## WHAT IS BEING ASKED
Apart from the pictures, reproduce the data below exactly as it stands.

+++ DATASET ENTRIES

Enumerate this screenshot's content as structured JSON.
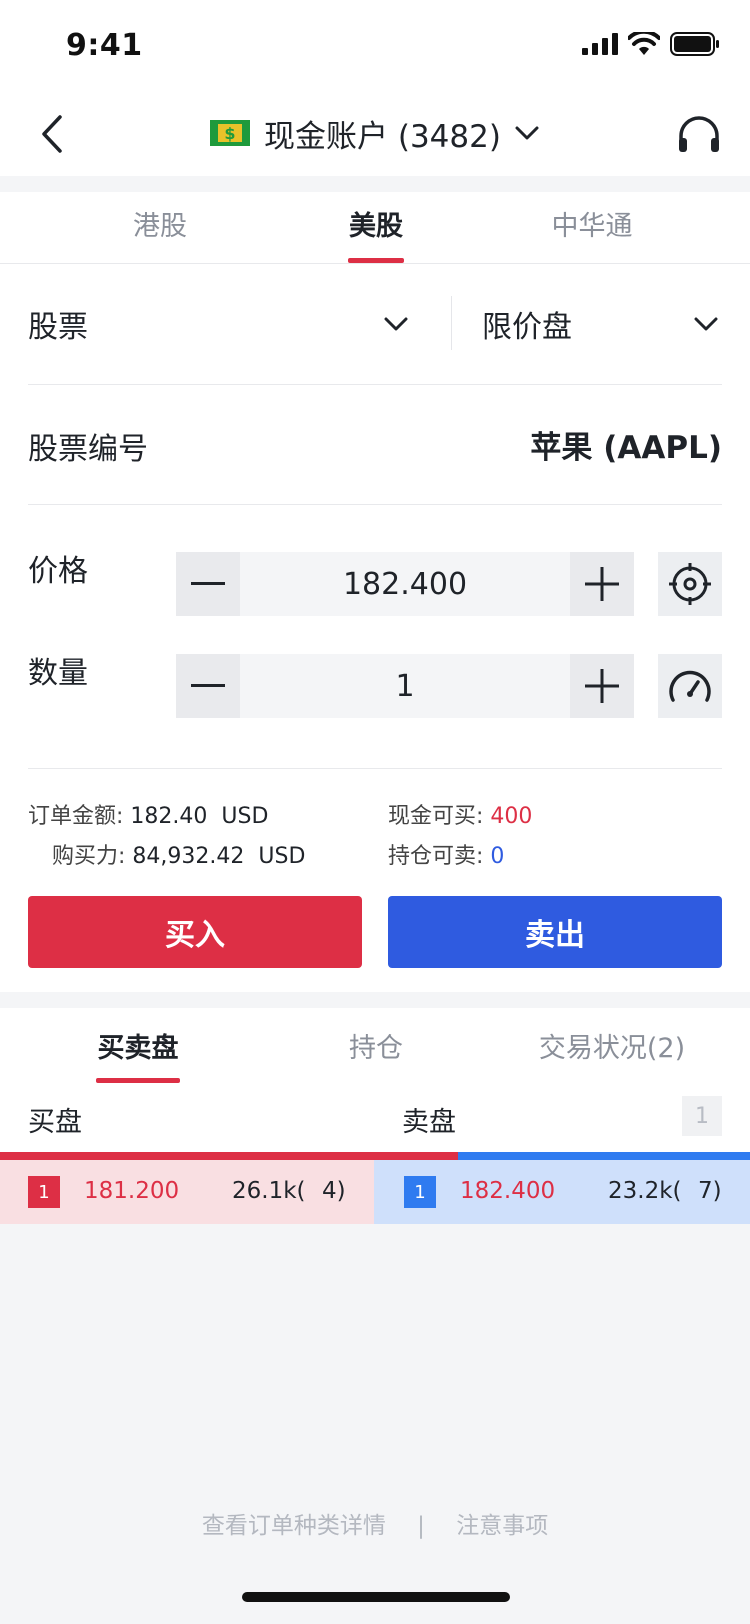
{
  "status_bar": {
    "time": "9:41"
  },
  "nav": {
    "account_title": "现金账户 (3482)"
  },
  "market_tabs": [
    {
      "label": "港股"
    },
    {
      "label": "美股",
      "active": true
    },
    {
      "label": "中华通"
    }
  ],
  "form": {
    "product_type": "股票",
    "order_type": "限价盘",
    "code_label": "股票编号",
    "code_value": "苹果 (AAPL)",
    "price_label": "价格",
    "price_value": "182.400",
    "qty_label": "数量",
    "qty_value": "1",
    "order_amount_label": "订单金额:",
    "order_amount_value": "182.40  USD",
    "buying_power_label": "购买力:",
    "buying_power_value": "84,932.42  USD",
    "cash_buyable_label": "现金可买:",
    "cash_buyable_value": "400",
    "position_sellable_label": "持仓可卖:",
    "position_sellable_value": "0",
    "buy_label": "买入",
    "sell_label": "卖出"
  },
  "bottom_tabs": [
    {
      "label": "买卖盘",
      "active": true
    },
    {
      "label": "持仓"
    },
    {
      "label": "交易状况(2)"
    }
  ],
  "order_book": {
    "bid_header": "买盘",
    "ask_header": "卖盘",
    "depth": "1",
    "bid": {
      "level": "1",
      "price": "181.200",
      "volume": "26.1k(",
      "count": "4)"
    },
    "ask": {
      "level": "1",
      "price": "182.400",
      "volume": "23.2k(",
      "count": "7)"
    },
    "bid_share": 0.61
  },
  "footer": {
    "link_order_types": "查看订单种类详情",
    "separator": "|",
    "link_notes": "注意事项"
  },
  "colors": {
    "buy": "#dd2f45",
    "sell": "#2f5be0",
    "ask_bar": "#2f7bf0"
  },
  "icons": [
    "back-icon",
    "cash-flag-icon",
    "chevron-down-icon",
    "headset-icon",
    "minus-icon",
    "plus-icon",
    "target-icon",
    "speedometer-icon"
  ]
}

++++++

## SOLVED EXERCISE
Enumerate this screenshot's content as structured JSON.
{
  "status_bar": {
    "time": "9:41"
  },
  "nav": {
    "account_title": "现金账户 (3482)"
  },
  "market_tabs": [
    {
      "label": "港股"
    },
    {
      "label": "美股",
      "active": true
    },
    {
      "label": "中华通"
    }
  ],
  "form": {
    "product_type": "股票",
    "order_type": "限价盘",
    "code_label": "股票编号",
    "code_value": "苹果 (AAPL)",
    "price_label": "价格",
    "price_value": "182.400",
    "qty_label": "数量",
    "qty_value": "1",
    "order_amount_label": "订单金额:",
    "order_amount_value": "182.40  USD",
    "buying_power_label": "购买力:",
    "buying_power_value": "84,932.42  USD",
    "cash_buyable_label": "现金可买:",
    "cash_buyable_value": "400",
    "position_sellable_label": "持仓可卖:",
    "position_sellable_value": "0",
    "buy_label": "买入",
    "sell_label": "卖出"
  },
  "bottom_tabs": [
    {
      "label": "买卖盘",
      "active": true
    },
    {
      "label": "持仓"
    },
    {
      "label": "交易状况(2)"
    }
  ],
  "order_book": {
    "bid_header": "买盘",
    "ask_header": "卖盘",
    "depth": "1",
    "bid": {
      "level": "1",
      "price": "181.200",
      "volume": "26.1k(",
      "count": "4)"
    },
    "ask": {
      "level": "1",
      "price": "182.400",
      "volume": "23.2k(",
      "count": "7)"
    },
    "bid_share": 0.61
  },
  "footer": {
    "link_order_types": "查看订单种类详情",
    "separator": "|",
    "link_notes": "注意事项"
  },
  "colors": {
    "buy": "#dd2f45",
    "sell": "#2f5be0",
    "ask_bar": "#2f7bf0"
  },
  "icons": [
    "back-icon",
    "cash-flag-icon",
    "chevron-down-icon",
    "headset-icon",
    "minus-icon",
    "plus-icon",
    "target-icon",
    "speedometer-icon"
  ]
}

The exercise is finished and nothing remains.